* The problem *
Collect from the data below each line with "Macro".

* Material shown *
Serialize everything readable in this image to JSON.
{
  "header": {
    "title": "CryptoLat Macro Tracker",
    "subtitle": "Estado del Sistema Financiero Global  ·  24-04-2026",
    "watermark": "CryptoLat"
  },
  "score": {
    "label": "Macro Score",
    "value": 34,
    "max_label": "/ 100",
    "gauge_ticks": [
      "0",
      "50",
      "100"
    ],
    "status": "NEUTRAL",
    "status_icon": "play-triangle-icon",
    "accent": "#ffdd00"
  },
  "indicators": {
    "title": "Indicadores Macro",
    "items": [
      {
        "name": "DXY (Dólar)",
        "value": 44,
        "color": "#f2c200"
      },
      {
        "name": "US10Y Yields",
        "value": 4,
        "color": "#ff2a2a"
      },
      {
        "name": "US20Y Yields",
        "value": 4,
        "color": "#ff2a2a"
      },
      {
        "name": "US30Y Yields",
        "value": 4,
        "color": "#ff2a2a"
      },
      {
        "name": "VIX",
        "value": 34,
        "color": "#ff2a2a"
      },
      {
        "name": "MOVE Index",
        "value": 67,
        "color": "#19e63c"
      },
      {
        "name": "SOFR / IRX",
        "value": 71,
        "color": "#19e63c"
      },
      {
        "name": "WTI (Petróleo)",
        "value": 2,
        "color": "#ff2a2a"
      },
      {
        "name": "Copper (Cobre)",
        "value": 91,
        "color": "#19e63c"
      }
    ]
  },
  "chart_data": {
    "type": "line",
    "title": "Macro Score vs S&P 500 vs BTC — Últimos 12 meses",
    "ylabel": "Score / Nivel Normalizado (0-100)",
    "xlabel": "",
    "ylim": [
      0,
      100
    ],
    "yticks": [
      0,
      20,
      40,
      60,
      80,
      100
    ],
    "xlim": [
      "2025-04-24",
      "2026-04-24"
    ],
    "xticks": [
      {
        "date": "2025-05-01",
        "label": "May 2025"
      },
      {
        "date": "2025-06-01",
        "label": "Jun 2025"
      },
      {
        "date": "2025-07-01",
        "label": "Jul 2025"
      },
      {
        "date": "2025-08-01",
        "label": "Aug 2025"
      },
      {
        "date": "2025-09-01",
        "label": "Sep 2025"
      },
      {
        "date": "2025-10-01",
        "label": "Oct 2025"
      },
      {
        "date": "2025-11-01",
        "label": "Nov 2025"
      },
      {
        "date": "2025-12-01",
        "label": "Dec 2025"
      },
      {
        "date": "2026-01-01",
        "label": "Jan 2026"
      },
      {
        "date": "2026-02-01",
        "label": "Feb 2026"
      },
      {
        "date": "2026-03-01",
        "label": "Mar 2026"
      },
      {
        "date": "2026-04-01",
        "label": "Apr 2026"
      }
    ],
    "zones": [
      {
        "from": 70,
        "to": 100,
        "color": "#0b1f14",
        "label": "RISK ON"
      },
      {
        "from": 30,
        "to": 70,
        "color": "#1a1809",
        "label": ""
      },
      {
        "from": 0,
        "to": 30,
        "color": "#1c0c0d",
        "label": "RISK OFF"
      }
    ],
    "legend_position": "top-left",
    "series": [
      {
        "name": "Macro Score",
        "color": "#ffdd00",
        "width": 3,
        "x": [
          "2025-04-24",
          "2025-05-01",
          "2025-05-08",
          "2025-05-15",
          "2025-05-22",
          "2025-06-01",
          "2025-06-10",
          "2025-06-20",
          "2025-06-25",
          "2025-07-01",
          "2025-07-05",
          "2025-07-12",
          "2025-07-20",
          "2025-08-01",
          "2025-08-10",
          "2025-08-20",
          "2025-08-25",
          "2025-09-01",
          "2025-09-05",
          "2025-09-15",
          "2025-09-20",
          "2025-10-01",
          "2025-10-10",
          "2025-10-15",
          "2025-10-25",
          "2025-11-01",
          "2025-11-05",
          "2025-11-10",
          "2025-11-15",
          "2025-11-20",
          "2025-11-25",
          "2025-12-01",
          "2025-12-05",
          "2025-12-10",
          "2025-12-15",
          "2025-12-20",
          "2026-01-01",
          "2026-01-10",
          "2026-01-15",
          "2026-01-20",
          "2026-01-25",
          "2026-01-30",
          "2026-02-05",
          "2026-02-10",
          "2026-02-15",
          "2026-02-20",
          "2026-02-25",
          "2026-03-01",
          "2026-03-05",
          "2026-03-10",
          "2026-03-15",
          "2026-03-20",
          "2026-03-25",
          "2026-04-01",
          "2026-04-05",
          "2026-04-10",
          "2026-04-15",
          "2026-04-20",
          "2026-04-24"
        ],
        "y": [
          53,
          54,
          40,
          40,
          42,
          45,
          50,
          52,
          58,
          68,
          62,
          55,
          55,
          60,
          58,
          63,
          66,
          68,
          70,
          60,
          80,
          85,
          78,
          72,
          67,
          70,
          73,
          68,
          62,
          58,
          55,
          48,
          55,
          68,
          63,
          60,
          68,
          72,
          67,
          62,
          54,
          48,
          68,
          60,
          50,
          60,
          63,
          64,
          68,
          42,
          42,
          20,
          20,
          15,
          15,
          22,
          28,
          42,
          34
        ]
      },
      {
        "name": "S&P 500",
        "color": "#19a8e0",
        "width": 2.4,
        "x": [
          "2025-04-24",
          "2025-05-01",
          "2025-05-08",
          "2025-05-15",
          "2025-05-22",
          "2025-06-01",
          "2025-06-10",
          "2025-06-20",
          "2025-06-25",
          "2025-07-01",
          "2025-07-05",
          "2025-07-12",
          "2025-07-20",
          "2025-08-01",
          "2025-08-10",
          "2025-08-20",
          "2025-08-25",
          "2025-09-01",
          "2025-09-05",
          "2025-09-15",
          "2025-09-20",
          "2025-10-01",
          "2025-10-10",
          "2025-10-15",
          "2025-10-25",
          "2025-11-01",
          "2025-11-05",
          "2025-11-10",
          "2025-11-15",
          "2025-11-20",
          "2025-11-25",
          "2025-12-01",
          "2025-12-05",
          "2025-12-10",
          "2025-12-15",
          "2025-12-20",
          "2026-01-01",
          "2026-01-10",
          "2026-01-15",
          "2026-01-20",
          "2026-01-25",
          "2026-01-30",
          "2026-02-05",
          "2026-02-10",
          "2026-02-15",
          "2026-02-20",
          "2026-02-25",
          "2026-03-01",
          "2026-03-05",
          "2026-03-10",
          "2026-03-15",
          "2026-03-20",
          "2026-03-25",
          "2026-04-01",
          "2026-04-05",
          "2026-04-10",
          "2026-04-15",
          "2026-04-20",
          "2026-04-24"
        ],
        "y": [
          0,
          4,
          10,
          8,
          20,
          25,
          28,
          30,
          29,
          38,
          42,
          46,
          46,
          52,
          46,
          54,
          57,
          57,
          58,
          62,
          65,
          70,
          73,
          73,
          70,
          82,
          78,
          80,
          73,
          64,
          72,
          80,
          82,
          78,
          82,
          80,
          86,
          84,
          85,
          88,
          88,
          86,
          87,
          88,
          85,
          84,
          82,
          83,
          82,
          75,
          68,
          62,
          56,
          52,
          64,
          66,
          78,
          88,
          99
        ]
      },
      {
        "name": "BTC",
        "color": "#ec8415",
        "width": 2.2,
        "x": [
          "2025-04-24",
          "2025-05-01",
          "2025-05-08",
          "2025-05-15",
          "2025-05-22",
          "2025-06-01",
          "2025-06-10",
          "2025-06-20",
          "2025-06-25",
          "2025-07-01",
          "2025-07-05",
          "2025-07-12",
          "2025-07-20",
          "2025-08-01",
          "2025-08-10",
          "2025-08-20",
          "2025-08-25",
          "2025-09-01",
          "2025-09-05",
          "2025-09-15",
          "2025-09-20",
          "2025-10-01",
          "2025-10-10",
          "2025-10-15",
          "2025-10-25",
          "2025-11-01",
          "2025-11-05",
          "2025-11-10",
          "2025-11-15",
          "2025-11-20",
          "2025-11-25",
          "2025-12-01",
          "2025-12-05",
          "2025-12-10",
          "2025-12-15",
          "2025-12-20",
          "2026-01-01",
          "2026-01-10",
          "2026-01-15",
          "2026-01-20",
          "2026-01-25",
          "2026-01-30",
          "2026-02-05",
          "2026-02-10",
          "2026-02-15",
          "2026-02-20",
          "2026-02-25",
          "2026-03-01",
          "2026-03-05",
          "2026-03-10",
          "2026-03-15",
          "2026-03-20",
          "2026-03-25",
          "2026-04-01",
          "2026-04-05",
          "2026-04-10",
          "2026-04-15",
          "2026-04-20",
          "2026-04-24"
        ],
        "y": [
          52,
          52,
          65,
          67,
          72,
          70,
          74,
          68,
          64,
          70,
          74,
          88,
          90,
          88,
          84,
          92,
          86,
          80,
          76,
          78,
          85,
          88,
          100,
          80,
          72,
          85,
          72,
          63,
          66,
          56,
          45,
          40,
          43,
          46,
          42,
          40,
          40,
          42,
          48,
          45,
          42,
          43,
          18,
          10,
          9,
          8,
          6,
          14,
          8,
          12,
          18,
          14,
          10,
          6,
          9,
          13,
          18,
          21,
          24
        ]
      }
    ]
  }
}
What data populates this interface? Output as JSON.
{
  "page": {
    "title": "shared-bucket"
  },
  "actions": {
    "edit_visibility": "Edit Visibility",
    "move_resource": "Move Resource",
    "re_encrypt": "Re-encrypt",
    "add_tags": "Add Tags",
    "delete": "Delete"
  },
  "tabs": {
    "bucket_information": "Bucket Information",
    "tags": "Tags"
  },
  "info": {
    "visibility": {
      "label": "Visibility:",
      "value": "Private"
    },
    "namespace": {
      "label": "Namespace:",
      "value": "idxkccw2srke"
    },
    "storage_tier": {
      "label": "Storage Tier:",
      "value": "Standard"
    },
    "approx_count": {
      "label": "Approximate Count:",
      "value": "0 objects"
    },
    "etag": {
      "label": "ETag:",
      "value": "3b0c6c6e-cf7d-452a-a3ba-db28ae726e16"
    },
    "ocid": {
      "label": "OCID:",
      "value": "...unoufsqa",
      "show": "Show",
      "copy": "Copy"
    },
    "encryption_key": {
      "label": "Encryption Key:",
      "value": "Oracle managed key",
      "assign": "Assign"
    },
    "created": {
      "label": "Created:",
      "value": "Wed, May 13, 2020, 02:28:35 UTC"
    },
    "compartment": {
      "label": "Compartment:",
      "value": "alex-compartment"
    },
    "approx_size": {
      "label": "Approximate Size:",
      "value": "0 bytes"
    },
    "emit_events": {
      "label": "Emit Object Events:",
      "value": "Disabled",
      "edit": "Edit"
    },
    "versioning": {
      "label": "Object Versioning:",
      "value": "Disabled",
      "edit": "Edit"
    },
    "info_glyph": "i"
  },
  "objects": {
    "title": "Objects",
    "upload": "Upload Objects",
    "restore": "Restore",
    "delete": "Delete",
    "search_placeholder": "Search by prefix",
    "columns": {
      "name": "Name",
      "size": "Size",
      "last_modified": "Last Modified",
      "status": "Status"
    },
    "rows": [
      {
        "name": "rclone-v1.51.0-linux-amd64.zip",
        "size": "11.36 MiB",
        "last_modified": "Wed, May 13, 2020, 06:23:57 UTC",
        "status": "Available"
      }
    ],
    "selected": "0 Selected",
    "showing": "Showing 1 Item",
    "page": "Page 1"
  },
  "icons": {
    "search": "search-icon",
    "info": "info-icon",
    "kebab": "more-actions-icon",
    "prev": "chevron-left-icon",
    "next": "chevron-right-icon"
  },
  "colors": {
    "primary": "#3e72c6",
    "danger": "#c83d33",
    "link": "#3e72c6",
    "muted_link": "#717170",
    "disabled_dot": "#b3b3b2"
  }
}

* Output below *
    "title": "CryptoLat Macro Tracker",
    "label": "Macro Score",
    "title": "Indicadores Macro",
    "title": "Macro Score vs S&P 500 vs BTC — Últimos 12 meses",
        "name": "Macro Score",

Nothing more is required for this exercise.